Curriculum Intent:

  • perform, listen to, review and evaluate music across a range of historical periods, genres, styles and traditions, including the works of the great composers and musicians
  • learn to sing and to use their voices, to create and compose music on their own and with others, can learn a musical instrument, use technology appropriately and can progress to the next   level of musical excellence
  • understand and explore how music is created, produced and communicated, including through the inter-related dimensions: pitch, duration, dynamics, tempo, timbre, texture, structure and appropriate musical notations




Our pedological approach to teaching this subject in the Robert Piggott CE Schools:


We aim to foster an enjoyment and appreciation of music to include the development of an understanding of the elements of music: pitch, dynamics, duration, tempo, timbre, texture and structure. Furthermore, we aim to encourage self-expression through music and to develop an awareness of the music of ours and other cultures including an awareness of a variety of musical styles.


We work with the children to develop a range of musical skills including listening, appraising, composing, interpreting and memorising.  At our school, we believe the opportunity to be able to play a musical instrument is very important to a person’s development and we also try to develop familiarity with a range of musical instruments. As part of their musical understanding, children are encouraged to explore how music can create moods and feelings and provoke an emotional response.


We use the ‘Charanga” scheme as a basis for most of our music teaching. Through our long-term planning we link the scheme to topics where relevant. In some topics we use additional teacher material to ensure that children receive the best opportunities possible.


During Year 3 and 4, children spend one term learning an instrument with specialist teaching from Berkshire Maestros.





The impact of our Music curriculum can be constantly monitored through both formative and summative assessment opportunities. Each lesson includes

guidance to support teachers in assessing pupils against the learning objectives and at the end of each unit there is often a performance element where teachers can make a summative assessment of pupils’ learning.

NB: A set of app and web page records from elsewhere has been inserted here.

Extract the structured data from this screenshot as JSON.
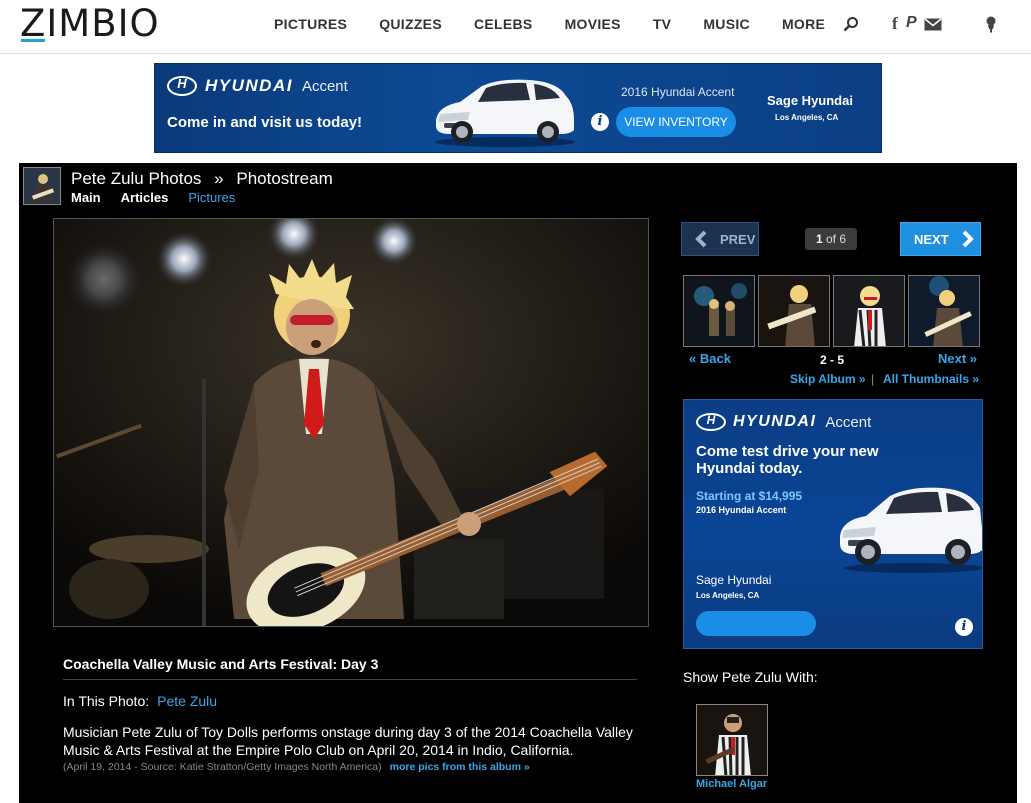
{
  "header": {
    "logo": "ZIMBIO",
    "nav": [
      "PICTURES",
      "QUIZZES",
      "CELEBS",
      "MOVIES",
      "TV",
      "MUSIC",
      "MORE"
    ],
    "icons": [
      "search-icon",
      "facebook-icon",
      "pinterest-icon",
      "mail-icon",
      "user-icon"
    ],
    "icon_glyphs": {
      "facebook": "f",
      "pinterest": "P"
    }
  },
  "ad_top": {
    "brand": "HYUNDAI",
    "model": "Accent",
    "tagline": "Come in and visit us today!",
    "product": "2016 Hyundai Accent",
    "cta": "VIEW INVENTORY",
    "dealer": "Sage Hyundai",
    "location": "Los Angeles, CA",
    "info": "i"
  },
  "breadcrumb": {
    "parent": "Pete Zulu Photos",
    "separator": "»",
    "current": "Photostream"
  },
  "subnav": [
    "Main",
    "Articles",
    "Pictures"
  ],
  "gallery": {
    "prev_label": "PREV",
    "next_label": "NEXT",
    "current": "1",
    "of_text": "of 6",
    "back_label": "« Back",
    "range": "2 - 5",
    "next_link": "Next »",
    "skip_album": "Skip Album »",
    "divider": "|",
    "all_thumbnails": "All Thumbnails »"
  },
  "ad_side": {
    "brand": "HYUNDAI",
    "model": "Accent",
    "headline": "Come test drive your new Hyundai today.",
    "price": "Starting at $14,995",
    "product": "2016 Hyundai Accent",
    "dealer": "Sage Hyundai",
    "location": "Los Angeles, CA",
    "info": "i"
  },
  "caption": {
    "title": "Coachella Valley Music and Arts Festival: Day 3",
    "in_photo_label": "In This Photo:",
    "in_photo_name": "Pete Zulu",
    "description": "Musician Pete Zulu of Toy Dolls performs onstage during day 3 of the 2014 Coachella Valley Music & Arts Festival at the Empire Polo Club on April 20, 2014 in Indio, California.",
    "source": "(April 19, 2014 - Source: Katie Stratton/Getty Images North America)",
    "more_link": "more pics from this album »"
  },
  "related": {
    "heading": "Show Pete Zulu With:",
    "name": "Michael Algar"
  }
}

Assessment quizzes and knowledge catchers are used throughout each unit. These can be used at the start and/or end of a unit to measure pupil progress.

After the implementation of our music curriculum, pupils leave school equipped with a range of skills to enable them to succeed in their secondary education and to be able to enjoy and appreciate music throughout their lives.

The expected impact is that children will:

  • Be confident performers, composers and listeners and will be able to express themselves musically at and beyond school.
  • Show an appreciation and respect for a wide range of musical styles from around the world and will understand how music is influenced by the wider cultural, social, and historical contexts in which it is developed.
  • Understand the ways in which music can be written down to support performing and composing activities.
  • Demonstrate and articulate an enthusiasm for music and be able to identify their own personal musical preferences.
  • Meet the end of key stage expectations outlined in the National curriculum for Music.
  • Understand and appreciate that music can help them to understand and express their emotions and help to regulate them too.